Traditionally, Marsala is known for its dry and semi-dry varieties, which are commonly used in cooking to add depth and complexity to dishes. These dry Marsalas are typically oxidized and have a rich, nutty flavor profile with hints of caramel and dried fruits. They pair well with savory dishes, such as meats and cheeses, and are often used as a base for sauces and marinades.

However, in recent years, there has been a growing appreciation for the sweet side of Marsala. High-quality sweet Marsalas, also known as Marsala Dolce, offer a completely different tasting experience. These wines are made from grapes that are allowed to ripen fully, resulting in a higher sugar content and a lusciously sweet flavor profile.

Sweet Marsalas can be enjoyed in a variety of ways. They can be served as an aperitif to stimulate the appetite, offering a delightful contrast to the savory flavors that often precede a meal. Sipping on a glass of sweet Marsala can be a wonderful way to awaken the taste buds and set the stage for a memorable dining experience.

Alternatively, sweet Marsala can also be enjoyed as a digestif, to be savored slowly after a meal. The sweetness of the wine can provide a pleasant contrast to the richness of a heavy meal, helping to cleanse the palate and aid in digestion. Sipping on a glass of sweet Marsala can be a comforting and indulgent way to end a meal on a high note.

I have personally had the pleasure of trying both dry and sweet Marsalas, and I must say that each has its own unique charm. The dry Marsalas offer a complexity and depth that can elevate a dish to new heights, while the sweet Marsalas provide a luscious sweetness that is simply delightful on its own.

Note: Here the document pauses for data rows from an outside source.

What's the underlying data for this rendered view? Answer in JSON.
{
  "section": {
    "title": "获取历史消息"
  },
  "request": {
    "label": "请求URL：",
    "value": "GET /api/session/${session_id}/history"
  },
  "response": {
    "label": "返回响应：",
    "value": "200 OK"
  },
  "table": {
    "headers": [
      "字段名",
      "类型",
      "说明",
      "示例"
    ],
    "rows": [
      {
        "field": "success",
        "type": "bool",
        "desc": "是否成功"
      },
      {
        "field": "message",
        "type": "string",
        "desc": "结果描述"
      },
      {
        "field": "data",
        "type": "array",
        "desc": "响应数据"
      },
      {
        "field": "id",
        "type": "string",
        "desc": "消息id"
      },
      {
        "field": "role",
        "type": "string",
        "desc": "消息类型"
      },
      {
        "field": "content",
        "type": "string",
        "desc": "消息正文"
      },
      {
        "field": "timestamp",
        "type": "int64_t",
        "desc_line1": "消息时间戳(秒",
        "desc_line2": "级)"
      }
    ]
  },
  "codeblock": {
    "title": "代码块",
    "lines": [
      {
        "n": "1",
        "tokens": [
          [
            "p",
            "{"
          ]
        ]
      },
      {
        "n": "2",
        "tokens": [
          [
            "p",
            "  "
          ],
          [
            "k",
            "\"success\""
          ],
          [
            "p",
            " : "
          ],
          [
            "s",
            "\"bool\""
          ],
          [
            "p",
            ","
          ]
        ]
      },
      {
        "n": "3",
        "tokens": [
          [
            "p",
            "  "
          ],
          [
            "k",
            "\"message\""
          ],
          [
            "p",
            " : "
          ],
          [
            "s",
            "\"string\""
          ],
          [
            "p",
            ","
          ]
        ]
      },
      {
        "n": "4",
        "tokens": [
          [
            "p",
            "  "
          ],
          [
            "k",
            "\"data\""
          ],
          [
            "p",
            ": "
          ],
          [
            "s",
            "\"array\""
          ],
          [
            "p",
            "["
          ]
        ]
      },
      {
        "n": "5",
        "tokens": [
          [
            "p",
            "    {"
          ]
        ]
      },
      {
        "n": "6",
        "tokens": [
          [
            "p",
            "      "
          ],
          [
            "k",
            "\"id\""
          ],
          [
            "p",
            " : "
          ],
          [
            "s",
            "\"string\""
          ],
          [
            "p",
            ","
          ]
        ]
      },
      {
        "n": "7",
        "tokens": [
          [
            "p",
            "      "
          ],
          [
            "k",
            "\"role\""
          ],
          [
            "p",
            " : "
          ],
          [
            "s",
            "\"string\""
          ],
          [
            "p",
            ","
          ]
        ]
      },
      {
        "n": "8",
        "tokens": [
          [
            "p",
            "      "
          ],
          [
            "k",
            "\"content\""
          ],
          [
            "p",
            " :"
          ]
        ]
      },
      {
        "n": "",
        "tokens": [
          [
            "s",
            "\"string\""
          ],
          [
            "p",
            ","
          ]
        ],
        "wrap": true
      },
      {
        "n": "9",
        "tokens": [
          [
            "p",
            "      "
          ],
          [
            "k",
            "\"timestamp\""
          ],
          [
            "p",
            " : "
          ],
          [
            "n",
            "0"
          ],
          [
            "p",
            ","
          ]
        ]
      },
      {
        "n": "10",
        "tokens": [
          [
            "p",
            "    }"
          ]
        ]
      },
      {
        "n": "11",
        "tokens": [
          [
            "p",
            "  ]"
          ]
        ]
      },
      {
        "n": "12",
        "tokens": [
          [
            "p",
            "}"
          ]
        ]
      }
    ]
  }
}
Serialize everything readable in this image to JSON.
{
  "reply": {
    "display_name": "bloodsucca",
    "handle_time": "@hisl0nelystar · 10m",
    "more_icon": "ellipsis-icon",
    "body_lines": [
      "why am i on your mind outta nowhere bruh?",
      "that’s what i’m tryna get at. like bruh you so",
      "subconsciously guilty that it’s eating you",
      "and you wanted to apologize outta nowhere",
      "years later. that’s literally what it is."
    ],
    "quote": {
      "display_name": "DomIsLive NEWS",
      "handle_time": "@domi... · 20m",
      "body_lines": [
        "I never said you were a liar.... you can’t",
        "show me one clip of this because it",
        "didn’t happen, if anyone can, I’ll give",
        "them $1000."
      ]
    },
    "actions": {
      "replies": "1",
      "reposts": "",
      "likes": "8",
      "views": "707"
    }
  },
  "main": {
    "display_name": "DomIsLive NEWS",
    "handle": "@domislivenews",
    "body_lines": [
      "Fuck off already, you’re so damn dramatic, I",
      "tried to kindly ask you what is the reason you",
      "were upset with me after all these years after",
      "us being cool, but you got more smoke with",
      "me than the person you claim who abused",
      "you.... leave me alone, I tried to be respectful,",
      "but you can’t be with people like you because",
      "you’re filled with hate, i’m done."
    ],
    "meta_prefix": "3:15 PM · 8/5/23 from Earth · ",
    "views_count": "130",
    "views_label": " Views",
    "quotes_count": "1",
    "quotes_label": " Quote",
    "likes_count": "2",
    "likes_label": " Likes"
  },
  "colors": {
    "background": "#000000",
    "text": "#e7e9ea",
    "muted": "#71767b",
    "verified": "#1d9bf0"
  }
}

Marsala can be both a dry and a sweet wine, depending on the style and aging process. While it is commonly used as a cooking wine, it is increasingly being appreciated as a standalone drink. Whether enjoyed as an aperitif or a digestif, a high-quality Marsala can offer a truly enjoyable and flavorful experience.